What you should do:
Please repeat all the entries. Nothing may differ.
**** Task inputs ****
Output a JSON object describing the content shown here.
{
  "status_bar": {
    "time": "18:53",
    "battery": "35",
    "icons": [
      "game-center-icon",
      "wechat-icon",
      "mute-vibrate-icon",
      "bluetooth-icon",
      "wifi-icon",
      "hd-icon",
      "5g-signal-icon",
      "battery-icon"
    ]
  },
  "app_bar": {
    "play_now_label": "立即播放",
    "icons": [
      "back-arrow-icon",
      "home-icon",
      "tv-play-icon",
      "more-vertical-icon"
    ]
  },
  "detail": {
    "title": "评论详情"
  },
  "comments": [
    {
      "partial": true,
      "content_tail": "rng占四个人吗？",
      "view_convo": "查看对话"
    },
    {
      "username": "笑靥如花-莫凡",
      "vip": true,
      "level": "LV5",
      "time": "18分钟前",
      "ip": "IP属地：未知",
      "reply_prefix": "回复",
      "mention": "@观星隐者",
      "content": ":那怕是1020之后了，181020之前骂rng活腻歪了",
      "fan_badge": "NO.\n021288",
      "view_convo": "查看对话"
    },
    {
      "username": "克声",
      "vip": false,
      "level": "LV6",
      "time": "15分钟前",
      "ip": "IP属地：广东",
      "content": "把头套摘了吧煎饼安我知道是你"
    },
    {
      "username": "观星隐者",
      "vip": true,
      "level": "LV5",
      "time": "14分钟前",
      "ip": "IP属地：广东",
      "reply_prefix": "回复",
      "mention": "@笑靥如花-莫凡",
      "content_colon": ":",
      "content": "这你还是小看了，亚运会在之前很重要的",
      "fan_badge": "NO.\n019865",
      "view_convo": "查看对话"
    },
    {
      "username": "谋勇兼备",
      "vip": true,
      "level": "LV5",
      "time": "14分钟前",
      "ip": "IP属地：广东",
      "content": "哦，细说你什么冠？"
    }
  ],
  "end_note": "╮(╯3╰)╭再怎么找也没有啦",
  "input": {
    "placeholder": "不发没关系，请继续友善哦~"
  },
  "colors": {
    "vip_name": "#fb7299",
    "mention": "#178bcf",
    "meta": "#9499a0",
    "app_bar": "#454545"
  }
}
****
Task output:
Output a JSON object describing the content shown here.
{
  "status_bar": {
    "time": "18:53",
    "battery": "35",
    "icons": [
      "game-center-icon",
      "wechat-icon",
      "mute-vibrate-icon",
      "bluetooth-icon",
      "wifi-icon",
      "hd-icon",
      "5g-signal-icon",
      "battery-icon"
    ]
  },
  "app_bar": {
    "play_now_label": "立即播放",
    "icons": [
      "back-arrow-icon",
      "home-icon",
      "tv-play-icon",
      "more-vertical-icon"
    ]
  },
  "detail": {
    "title": "评论详情"
  },
  "comments": [
    {
      "partial": true,
      "content_tail": "rng占四个人吗？",
      "view_convo": "查看对话"
    },
    {
      "username": "笑靥如花-莫凡",
      "vip": true,
      "level": "LV5",
      "time": "18分钟前",
      "ip": "IP属地：未知",
      "reply_prefix": "回复",
      "mention": "@观星隐者",
      "content": ":那怕是1020之后了，181020之前骂rng活腻歪了",
      "fan_badge": "NO.\n021288",
      "view_convo": "查看对话"
    },
    {
      "username": "克声",
      "vip": false,
      "level": "LV6",
      "time": "15分钟前",
      "ip": "IP属地：广东",
      "content": "把头套摘了吧煎饼安我知道是你"
    },
    {
      "username": "观星隐者",
      "vip": true,
      "level": "LV5",
      "time": "14分钟前",
      "ip": "IP属地：广东",
      "reply_prefix": "回复",
      "mention": "@笑靥如花-莫凡",
      "content_colon": ":",
      "content": "这你还是小看了，亚运会在之前很重要的",
      "fan_badge": "NO.\n019865",
      "view_convo": "查看对话"
    },
    {
      "username": "谋勇兼备",
      "vip": true,
      "level": "LV5",
      "time": "14分钟前",
      "ip": "IP属地：广东",
      "content": "哦，细说你什么冠？"
    }
  ],
  "end_note": "╮(╯3╰)╭再怎么找也没有啦",
  "input": {
    "placeholder": "不发没关系，请继续友善哦~"
  },
  "colors": {
    "vip_name": "#fb7299",
    "mention": "#178bcf",
    "meta": "#9499a0",
    "app_bar": "#454545"
  }
}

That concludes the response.